ASSIGNMENT: Wherever the listing has a line with the string "como", copy that line out.

PROVIDED RECORDS:
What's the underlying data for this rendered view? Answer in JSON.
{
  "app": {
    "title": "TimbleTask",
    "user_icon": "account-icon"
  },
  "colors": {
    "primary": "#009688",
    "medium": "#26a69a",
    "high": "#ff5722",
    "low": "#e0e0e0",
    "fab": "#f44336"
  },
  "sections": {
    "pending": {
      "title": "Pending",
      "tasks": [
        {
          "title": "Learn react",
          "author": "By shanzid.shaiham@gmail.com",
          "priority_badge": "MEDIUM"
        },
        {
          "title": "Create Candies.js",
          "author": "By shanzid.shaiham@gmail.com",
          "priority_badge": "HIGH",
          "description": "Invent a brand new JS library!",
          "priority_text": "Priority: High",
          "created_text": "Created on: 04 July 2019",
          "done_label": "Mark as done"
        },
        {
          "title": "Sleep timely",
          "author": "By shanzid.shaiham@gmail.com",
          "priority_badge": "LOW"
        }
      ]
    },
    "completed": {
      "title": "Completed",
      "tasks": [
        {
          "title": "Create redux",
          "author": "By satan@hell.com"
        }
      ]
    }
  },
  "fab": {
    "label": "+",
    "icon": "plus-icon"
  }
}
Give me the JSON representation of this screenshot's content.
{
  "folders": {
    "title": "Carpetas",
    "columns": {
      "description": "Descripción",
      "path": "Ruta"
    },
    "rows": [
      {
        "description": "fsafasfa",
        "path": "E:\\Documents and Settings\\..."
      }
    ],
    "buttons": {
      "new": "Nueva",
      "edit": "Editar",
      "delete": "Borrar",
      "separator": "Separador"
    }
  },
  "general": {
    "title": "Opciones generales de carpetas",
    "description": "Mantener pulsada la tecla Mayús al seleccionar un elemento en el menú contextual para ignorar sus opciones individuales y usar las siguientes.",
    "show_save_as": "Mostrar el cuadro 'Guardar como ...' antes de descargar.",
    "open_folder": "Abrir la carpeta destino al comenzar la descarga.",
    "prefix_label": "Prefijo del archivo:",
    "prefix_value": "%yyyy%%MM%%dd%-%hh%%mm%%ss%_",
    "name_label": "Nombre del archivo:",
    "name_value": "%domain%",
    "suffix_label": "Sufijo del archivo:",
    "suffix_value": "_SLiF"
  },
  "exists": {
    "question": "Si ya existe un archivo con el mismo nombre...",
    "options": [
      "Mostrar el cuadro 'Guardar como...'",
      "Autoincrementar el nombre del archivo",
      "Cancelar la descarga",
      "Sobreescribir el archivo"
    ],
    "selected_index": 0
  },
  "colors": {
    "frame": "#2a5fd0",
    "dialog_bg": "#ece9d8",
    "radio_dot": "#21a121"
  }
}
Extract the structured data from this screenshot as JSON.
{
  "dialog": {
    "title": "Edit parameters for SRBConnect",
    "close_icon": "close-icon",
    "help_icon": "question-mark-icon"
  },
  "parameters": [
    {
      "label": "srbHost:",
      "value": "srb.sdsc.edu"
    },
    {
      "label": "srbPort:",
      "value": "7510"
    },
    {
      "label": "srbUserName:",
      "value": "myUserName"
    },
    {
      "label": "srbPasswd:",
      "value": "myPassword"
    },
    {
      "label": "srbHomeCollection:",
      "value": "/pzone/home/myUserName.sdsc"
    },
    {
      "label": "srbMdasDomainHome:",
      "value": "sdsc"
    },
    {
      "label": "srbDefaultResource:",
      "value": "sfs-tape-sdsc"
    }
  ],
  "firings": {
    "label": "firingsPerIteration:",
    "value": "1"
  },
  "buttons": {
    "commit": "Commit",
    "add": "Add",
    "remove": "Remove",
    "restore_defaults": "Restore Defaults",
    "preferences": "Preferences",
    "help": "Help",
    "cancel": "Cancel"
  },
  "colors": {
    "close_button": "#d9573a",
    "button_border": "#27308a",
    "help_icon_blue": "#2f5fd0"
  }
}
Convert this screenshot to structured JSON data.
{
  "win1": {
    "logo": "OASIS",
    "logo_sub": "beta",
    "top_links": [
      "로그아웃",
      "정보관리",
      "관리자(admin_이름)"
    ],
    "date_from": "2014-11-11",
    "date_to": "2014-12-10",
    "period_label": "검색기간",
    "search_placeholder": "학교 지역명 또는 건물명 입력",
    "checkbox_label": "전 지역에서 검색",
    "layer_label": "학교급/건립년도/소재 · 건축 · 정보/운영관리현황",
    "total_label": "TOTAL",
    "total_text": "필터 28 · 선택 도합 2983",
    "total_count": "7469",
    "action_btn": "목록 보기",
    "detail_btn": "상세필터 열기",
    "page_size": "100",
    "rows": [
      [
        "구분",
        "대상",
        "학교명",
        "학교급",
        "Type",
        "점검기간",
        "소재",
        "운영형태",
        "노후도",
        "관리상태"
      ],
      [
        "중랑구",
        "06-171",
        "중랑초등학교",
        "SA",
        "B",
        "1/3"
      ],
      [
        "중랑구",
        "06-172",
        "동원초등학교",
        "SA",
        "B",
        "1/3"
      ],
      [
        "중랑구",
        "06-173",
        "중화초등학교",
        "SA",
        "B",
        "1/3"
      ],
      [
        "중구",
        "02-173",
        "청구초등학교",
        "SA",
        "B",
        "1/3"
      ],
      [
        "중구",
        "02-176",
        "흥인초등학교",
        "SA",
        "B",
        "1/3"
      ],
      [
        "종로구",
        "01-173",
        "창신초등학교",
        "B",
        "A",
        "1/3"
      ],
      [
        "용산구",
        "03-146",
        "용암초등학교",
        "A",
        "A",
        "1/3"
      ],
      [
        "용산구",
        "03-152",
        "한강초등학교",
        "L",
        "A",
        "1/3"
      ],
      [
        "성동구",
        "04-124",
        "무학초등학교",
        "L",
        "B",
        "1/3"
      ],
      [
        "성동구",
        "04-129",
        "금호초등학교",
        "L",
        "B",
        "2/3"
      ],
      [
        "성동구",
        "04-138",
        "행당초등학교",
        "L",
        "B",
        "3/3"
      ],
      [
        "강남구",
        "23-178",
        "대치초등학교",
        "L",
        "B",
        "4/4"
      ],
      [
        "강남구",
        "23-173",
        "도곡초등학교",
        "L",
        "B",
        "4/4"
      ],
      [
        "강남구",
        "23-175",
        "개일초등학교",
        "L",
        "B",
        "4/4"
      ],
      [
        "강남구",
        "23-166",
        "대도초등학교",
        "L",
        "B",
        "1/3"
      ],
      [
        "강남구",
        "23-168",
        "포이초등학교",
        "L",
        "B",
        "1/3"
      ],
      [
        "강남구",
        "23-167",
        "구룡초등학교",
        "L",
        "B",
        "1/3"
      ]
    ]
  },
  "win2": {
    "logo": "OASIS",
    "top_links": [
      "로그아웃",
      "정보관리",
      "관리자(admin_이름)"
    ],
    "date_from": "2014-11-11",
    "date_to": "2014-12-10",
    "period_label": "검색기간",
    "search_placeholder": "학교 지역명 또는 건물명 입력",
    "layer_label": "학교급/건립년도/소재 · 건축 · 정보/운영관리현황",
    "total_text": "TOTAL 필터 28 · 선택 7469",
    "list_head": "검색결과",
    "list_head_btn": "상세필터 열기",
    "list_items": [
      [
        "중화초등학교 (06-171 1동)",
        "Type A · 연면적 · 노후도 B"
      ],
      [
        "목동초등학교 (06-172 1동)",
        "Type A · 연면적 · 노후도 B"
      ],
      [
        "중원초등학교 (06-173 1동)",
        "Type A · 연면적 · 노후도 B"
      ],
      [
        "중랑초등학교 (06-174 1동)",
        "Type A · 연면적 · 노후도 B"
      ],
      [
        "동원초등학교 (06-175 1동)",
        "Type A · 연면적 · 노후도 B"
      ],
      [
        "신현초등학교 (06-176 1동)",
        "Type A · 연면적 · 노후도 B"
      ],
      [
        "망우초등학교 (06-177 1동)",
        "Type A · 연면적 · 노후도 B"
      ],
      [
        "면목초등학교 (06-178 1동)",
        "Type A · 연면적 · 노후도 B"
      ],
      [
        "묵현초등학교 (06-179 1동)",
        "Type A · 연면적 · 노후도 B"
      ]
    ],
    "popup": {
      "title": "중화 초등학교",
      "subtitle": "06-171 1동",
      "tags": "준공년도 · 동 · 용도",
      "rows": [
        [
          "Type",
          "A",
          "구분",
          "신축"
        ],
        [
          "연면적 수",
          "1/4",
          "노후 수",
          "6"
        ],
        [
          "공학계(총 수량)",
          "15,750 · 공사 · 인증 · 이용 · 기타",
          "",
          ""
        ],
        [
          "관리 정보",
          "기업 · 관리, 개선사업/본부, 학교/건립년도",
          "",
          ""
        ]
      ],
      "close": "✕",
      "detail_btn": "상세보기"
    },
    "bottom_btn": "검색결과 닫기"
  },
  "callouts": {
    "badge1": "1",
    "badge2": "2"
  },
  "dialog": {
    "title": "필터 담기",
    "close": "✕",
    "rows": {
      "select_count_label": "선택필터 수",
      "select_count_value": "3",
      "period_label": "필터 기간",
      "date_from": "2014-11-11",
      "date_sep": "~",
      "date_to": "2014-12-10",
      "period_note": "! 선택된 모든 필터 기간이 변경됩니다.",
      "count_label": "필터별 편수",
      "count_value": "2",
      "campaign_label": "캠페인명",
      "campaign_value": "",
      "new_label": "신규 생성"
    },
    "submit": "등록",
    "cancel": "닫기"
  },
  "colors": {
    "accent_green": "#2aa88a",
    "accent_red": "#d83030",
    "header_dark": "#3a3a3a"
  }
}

RESULT FOR THIS EXERCISE:
    "show_save_as": "Mostrar el cuadro 'Guardar como ...' antes de descargar.",
      "Mostrar el cuadro 'Guardar como...'",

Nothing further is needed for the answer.